I recently had a significant scare with my 73-year-old father when his life nearly came to an end. I recognize we are mortals, but this particular scare was abrupt. After we got past the initial trauma and remembered to breathe, my brain took over from my heart. I asked myself what if he had passed? Is everything clear and in place so that his wishes are followed? Am I the executor for his estate? Maybe someone else is the executor, if so who? What does his estate even include?

My dad has been divorced from my mom for 20 years and lives alone in the house I grew up in. I love my dad and will always be there for him. It’s clear to me now, however, that I really didn’t know anything about his plans, needs, and wishes.

Here at Capstone, we make it a point to talk with clients about estate planning. While we are not attorneys, we do ask if the client has a will and/or a trust (if needed) along with reviewing and discussing the benefits of designating beneficiaries on various account types. I do this with clients all the time, but it is more difficult to do this with my father. When I bring it up he usually responds with a deflecting joke or tells me that he’s in perfect health and he will live a long time. At that point I usually let the conversation fade. There are times I worry that if I bring it up I will sound greedy, interested more in an inheritance than his wellbeing.

After the scare, I pushed past my fears and was able to open a space for us to have a conversation about the details of his estate. While I am thankful for the opportunity to talk openly about this uncomfortable subject, I know we should have had this conversation some time ago. I see now how important it is to find the courage to broach the topic out of love and respect for one another. I learned that it’s best to begin the conversation regarding end-of-life wishes while everyone is healthy.

The lack of planning and clarity breeds anxiety and while the discussion surrounding death is far from easy, having an open, honest, and loving conversation guides us through the necessary preparations, and brings a sense of calm. Knowing Dad’s deepest wishes and fears have been heard and will be honored has brought peace to us both.
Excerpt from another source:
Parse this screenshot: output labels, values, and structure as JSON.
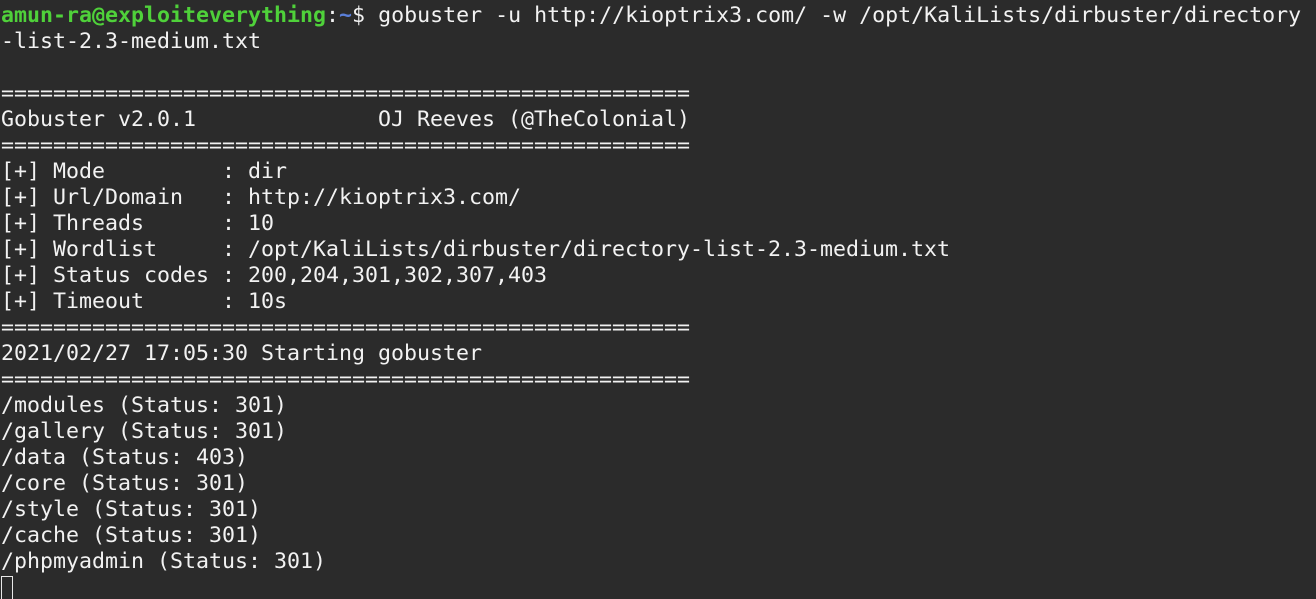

I know I’m not the first person who has been jolted into facing the mortality of a parent or loved one. If you’ve had similar experiences I’d love to hear your story and learn from your thoughts and insights. Additionally, if you would like to review and discuss designating beneficiaries on your Capstone accounts, please give me a call.


Two tips to help make this difficult conversation as productive and positive as possible:

  1. Try not to approach the conversation with preconceived ideas about what your loved ones might say or how they might react. “Dad, I just wanted to have a talk about what you want. Let’s just start with what is important to you.”
  2. Approach the conversation with an attitude of listening not telling. “Dad, have you thought about what you want to do if you needed more help?” as opposed to “We really need to talk about a plan if you get sick.”

See more tips and advice in AARP’s Free Planning Guide for Families.